[Opening Records shown section]

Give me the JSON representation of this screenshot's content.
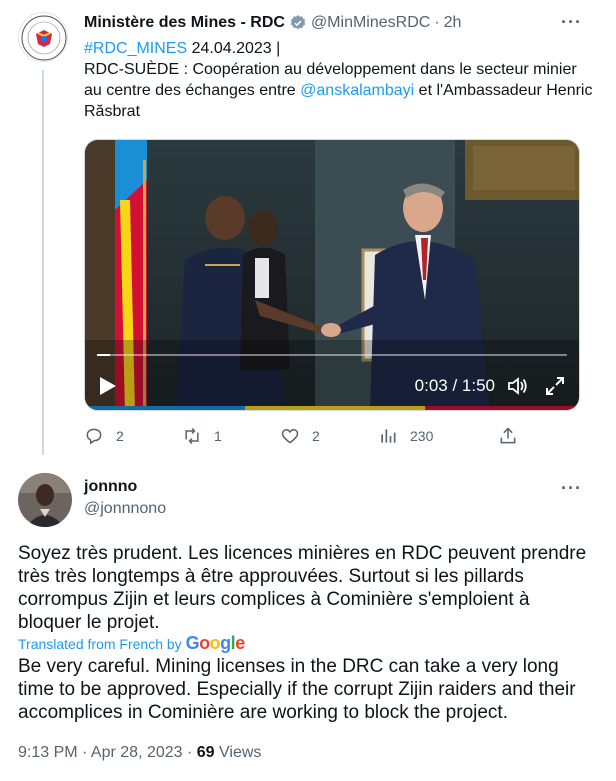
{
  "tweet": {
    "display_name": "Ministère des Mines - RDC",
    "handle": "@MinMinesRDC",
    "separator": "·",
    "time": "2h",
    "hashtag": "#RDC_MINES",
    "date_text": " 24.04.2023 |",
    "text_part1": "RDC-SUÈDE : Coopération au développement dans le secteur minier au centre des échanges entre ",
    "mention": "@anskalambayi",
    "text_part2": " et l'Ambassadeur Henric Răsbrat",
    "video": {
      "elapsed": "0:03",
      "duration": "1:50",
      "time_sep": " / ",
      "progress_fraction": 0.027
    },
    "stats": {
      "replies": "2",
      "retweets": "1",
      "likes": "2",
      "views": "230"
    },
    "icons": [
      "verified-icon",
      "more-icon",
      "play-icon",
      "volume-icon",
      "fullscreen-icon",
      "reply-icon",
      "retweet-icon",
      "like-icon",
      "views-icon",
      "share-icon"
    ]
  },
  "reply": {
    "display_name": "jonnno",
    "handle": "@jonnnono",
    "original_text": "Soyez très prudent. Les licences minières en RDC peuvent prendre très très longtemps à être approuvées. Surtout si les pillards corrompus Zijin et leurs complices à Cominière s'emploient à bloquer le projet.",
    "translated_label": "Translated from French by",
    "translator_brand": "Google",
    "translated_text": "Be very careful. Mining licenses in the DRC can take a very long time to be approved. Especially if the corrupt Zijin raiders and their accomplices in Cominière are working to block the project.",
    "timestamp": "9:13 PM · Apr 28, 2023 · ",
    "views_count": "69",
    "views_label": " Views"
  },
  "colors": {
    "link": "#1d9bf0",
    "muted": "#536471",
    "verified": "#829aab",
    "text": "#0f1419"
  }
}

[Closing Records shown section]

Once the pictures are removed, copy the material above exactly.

Answer to this task -
Give me the JSON representation of this screenshot's content.
{
  "tweet": {
    "display_name": "Ministère des Mines - RDC",
    "handle": "@MinMinesRDC",
    "separator": "·",
    "time": "2h",
    "hashtag": "#RDC_MINES",
    "date_text": " 24.04.2023 |",
    "text_part1": "RDC-SUÈDE : Coopération au développement dans le secteur minier au centre des échanges entre ",
    "mention": "@anskalambayi",
    "text_part2": " et l'Ambassadeur Henric Răsbrat",
    "video": {
      "elapsed": "0:03",
      "duration": "1:50",
      "time_sep": " / ",
      "progress_fraction": 0.027
    },
    "stats": {
      "replies": "2",
      "retweets": "1",
      "likes": "2",
      "views": "230"
    },
    "icons": [
      "verified-icon",
      "more-icon",
      "play-icon",
      "volume-icon",
      "fullscreen-icon",
      "reply-icon",
      "retweet-icon",
      "like-icon",
      "views-icon",
      "share-icon"
    ]
  },
  "reply": {
    "display_name": "jonnno",
    "handle": "@jonnnono",
    "original_text": "Soyez très prudent. Les licences minières en RDC peuvent prendre très très longtemps à être approuvées. Surtout si les pillards corrompus Zijin et leurs complices à Cominière s'emploient à bloquer le projet.",
    "translated_label": "Translated from French by",
    "translator_brand": "Google",
    "translated_text": "Be very careful. Mining licenses in the DRC can take a very long time to be approved. Especially if the corrupt Zijin raiders and their accomplices in Cominière are working to block the project.",
    "timestamp": "9:13 PM · Apr 28, 2023 · ",
    "views_count": "69",
    "views_label": " Views"
  },
  "colors": {
    "link": "#1d9bf0",
    "muted": "#536471",
    "verified": "#829aab",
    "text": "#0f1419"
  }
}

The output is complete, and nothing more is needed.